PROBLEM TO WORK ON. Provide the number of lines in the material containing the word "name", with nothing added.

RECORD SET.

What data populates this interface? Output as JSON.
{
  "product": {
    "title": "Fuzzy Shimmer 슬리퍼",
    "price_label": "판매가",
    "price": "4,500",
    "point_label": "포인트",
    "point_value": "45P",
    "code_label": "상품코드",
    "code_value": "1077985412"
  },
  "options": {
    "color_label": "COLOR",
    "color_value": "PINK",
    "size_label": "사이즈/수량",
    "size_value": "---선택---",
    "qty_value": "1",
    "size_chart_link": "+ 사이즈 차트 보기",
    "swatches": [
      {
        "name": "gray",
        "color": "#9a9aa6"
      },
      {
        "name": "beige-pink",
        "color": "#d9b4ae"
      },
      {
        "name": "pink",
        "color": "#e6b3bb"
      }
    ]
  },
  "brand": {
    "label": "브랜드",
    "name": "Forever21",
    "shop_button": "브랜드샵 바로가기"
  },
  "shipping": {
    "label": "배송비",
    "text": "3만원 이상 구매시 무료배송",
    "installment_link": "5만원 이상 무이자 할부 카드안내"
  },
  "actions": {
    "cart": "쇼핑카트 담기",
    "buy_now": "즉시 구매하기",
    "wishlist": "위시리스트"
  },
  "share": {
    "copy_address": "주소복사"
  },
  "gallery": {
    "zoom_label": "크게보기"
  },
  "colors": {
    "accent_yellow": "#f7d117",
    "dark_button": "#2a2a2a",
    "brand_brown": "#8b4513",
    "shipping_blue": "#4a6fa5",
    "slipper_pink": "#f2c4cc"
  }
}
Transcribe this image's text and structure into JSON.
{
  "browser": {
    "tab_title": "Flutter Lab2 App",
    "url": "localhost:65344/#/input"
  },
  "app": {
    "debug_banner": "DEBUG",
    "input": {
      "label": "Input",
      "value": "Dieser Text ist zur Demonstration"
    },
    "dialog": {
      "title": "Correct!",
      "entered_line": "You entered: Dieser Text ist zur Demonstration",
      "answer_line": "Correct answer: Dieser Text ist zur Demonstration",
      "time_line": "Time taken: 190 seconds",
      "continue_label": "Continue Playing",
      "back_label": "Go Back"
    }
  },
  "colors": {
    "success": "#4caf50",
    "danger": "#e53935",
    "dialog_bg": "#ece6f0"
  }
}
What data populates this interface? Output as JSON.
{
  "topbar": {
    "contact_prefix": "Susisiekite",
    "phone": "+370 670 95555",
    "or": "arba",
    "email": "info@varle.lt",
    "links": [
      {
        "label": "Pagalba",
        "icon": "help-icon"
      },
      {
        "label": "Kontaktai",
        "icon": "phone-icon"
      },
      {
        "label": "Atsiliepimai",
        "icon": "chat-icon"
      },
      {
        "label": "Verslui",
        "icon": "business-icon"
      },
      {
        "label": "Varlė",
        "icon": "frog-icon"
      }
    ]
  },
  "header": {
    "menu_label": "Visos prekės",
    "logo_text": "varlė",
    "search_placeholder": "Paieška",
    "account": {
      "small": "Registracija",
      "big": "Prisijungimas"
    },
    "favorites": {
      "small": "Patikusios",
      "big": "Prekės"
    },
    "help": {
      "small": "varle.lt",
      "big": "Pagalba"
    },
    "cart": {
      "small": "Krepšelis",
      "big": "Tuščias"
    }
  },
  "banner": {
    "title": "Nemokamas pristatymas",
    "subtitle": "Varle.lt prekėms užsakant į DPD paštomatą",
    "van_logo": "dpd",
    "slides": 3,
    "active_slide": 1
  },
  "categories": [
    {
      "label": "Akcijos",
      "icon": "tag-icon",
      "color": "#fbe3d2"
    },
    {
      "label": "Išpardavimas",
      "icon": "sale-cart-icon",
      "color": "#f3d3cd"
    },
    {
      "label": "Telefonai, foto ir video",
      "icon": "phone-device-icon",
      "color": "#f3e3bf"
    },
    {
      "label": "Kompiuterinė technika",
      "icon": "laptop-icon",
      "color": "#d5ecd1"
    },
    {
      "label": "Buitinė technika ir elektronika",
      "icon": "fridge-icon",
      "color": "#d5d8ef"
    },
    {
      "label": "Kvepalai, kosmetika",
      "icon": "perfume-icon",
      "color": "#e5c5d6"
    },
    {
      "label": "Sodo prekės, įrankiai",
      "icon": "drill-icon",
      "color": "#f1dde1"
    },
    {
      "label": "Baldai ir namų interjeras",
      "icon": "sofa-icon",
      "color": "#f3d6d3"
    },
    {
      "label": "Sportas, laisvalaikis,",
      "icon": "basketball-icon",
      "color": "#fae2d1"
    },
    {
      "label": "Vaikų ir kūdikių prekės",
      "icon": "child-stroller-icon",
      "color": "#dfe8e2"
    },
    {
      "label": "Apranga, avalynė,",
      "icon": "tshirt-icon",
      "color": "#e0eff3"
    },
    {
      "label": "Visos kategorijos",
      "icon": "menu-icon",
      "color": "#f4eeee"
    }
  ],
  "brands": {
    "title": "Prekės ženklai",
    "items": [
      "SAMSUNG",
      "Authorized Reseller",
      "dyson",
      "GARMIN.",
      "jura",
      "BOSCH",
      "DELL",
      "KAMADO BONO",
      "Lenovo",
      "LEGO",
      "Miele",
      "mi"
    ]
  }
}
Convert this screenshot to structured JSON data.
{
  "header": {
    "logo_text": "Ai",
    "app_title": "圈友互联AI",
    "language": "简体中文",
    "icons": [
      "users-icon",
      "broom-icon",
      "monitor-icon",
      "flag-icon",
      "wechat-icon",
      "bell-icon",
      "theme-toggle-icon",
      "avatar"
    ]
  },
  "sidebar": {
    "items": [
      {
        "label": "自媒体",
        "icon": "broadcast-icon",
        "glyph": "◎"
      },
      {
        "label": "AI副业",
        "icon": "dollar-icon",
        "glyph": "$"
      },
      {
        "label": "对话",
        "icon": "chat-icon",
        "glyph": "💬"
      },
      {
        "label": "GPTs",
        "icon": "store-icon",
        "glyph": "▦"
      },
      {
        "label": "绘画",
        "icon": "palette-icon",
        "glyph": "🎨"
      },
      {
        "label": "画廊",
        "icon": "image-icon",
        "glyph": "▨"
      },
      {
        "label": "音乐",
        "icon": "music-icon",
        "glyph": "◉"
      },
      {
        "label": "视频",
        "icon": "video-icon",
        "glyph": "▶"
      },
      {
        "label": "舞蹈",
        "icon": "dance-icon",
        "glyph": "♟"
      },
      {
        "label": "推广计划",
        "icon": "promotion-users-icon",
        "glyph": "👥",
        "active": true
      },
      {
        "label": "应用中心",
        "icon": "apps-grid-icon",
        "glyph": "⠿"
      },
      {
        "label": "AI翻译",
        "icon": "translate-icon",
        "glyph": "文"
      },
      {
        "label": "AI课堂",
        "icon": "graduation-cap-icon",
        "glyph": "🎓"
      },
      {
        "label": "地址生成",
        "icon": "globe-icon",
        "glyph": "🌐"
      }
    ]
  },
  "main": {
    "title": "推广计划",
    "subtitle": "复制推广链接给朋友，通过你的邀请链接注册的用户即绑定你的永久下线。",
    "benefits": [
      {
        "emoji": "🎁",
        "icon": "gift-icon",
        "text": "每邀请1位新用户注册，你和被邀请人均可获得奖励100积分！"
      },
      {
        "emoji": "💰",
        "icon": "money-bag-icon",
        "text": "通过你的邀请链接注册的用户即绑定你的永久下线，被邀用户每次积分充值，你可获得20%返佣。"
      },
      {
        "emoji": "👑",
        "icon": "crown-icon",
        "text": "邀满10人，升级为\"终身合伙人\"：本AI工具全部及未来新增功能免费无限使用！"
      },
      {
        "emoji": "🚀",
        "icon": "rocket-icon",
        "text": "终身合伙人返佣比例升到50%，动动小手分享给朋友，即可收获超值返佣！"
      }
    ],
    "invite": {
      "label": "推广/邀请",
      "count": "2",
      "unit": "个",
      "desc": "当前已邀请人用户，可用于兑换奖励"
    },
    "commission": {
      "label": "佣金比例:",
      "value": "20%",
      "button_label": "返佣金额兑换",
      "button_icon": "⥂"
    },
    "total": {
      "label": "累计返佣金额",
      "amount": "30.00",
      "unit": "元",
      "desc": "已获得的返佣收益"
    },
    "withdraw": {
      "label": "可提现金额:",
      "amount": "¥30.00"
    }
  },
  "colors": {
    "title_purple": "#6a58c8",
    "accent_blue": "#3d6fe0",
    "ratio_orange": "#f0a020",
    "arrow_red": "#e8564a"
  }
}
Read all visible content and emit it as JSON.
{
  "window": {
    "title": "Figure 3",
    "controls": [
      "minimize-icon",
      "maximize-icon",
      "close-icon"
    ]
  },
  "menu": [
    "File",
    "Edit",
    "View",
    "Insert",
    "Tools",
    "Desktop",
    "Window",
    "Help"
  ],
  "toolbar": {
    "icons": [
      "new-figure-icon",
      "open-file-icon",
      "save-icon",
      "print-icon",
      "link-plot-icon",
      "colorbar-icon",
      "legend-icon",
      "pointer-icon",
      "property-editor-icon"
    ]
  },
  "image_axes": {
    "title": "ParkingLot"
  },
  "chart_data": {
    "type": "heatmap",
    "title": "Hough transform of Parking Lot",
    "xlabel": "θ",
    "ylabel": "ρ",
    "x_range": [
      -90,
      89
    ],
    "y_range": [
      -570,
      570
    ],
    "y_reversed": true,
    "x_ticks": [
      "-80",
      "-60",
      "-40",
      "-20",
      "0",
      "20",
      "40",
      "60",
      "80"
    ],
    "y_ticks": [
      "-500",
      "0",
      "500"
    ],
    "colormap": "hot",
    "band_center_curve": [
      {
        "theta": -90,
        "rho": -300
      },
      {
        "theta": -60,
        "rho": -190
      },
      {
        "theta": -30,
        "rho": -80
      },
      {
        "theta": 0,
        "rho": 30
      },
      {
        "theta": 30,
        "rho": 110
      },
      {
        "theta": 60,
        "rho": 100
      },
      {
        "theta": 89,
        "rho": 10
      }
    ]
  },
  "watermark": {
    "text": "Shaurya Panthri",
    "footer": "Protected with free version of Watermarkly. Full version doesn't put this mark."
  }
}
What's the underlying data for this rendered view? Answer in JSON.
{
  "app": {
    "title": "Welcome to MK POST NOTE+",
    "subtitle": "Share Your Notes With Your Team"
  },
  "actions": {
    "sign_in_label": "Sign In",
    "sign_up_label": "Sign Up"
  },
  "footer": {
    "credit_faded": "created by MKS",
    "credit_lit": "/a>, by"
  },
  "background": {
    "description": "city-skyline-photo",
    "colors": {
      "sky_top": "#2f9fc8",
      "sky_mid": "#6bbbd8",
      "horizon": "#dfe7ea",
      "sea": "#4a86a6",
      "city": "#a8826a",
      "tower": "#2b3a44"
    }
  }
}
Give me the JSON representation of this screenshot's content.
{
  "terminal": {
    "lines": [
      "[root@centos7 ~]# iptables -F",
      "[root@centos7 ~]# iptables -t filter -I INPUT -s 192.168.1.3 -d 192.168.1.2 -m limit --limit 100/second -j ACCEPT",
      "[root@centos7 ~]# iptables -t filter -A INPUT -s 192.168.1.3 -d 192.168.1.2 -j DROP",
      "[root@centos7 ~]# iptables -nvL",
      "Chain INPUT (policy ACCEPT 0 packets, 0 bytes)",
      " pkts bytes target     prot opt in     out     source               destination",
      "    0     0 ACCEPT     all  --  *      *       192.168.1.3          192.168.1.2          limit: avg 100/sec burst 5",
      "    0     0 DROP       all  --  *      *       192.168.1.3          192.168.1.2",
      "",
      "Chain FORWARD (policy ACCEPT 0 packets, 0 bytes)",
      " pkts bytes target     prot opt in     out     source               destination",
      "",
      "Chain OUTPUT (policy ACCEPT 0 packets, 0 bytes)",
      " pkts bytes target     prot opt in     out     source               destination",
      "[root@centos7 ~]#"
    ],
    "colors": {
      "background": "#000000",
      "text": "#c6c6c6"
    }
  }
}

EXERCISE RESPONSE. 4